> **About this task**: Line by line, copy out the data that follows.

Segment Start: Data for this exercise

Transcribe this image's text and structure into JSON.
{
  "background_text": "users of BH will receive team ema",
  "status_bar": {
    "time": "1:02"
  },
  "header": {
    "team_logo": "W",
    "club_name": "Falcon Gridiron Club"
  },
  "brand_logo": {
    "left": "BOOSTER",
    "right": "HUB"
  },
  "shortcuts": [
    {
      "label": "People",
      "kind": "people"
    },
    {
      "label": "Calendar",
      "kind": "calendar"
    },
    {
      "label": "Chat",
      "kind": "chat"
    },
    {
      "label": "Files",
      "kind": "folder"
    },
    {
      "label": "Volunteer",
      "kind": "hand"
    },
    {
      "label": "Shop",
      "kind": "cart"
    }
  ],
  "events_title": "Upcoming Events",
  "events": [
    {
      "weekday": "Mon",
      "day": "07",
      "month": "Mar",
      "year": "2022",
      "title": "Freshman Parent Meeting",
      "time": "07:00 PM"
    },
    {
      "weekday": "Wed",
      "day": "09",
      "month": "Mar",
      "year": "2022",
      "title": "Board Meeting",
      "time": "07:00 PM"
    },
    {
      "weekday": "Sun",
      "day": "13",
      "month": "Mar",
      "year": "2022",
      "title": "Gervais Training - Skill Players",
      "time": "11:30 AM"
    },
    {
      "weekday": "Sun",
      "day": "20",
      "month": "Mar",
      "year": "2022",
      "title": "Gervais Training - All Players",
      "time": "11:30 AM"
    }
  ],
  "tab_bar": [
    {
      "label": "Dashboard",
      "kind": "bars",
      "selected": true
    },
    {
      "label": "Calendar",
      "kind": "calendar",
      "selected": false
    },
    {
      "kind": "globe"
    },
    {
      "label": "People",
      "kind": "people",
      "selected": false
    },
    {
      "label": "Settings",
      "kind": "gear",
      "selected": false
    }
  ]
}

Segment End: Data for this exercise

> **The answer**:
Transcribe this image's text and structure into JSON.
{
  "background_text": "users of BH will receive team ema",
  "status_bar": {
    "time": "1:02"
  },
  "header": {
    "team_logo": "W",
    "club_name": "Falcon Gridiron Club"
  },
  "brand_logo": {
    "left": "BOOSTER",
    "right": "HUB"
  },
  "shortcuts": [
    {
      "label": "People",
      "kind": "people"
    },
    {
      "label": "Calendar",
      "kind": "calendar"
    },
    {
      "label": "Chat",
      "kind": "chat"
    },
    {
      "label": "Files",
      "kind": "folder"
    },
    {
      "label": "Volunteer",
      "kind": "hand"
    },
    {
      "label": "Shop",
      "kind": "cart"
    }
  ],
  "events_title": "Upcoming Events",
  "events": [
    {
      "weekday": "Mon",
      "day": "07",
      "month": "Mar",
      "year": "2022",
      "title": "Freshman Parent Meeting",
      "time": "07:00 PM"
    },
    {
      "weekday": "Wed",
      "day": "09",
      "month": "Mar",
      "year": "2022",
      "title": "Board Meeting",
      "time": "07:00 PM"
    },
    {
      "weekday": "Sun",
      "day": "13",
      "month": "Mar",
      "year": "2022",
      "title": "Gervais Training - Skill Players",
      "time": "11:30 AM"
    },
    {
      "weekday": "Sun",
      "day": "20",
      "month": "Mar",
      "year": "2022",
      "title": "Gervais Training - All Players",
      "time": "11:30 AM"
    }
  ],
  "tab_bar": [
    {
      "label": "Dashboard",
      "kind": "bars",
      "selected": true
    },
    {
      "label": "Calendar",
      "kind": "calendar",
      "selected": false
    },
    {
      "kind": "globe"
    },
    {
      "label": "People",
      "kind": "people",
      "selected": false
    },
    {
      "label": "Settings",
      "kind": "gear",
      "selected": false
    }
  ]
}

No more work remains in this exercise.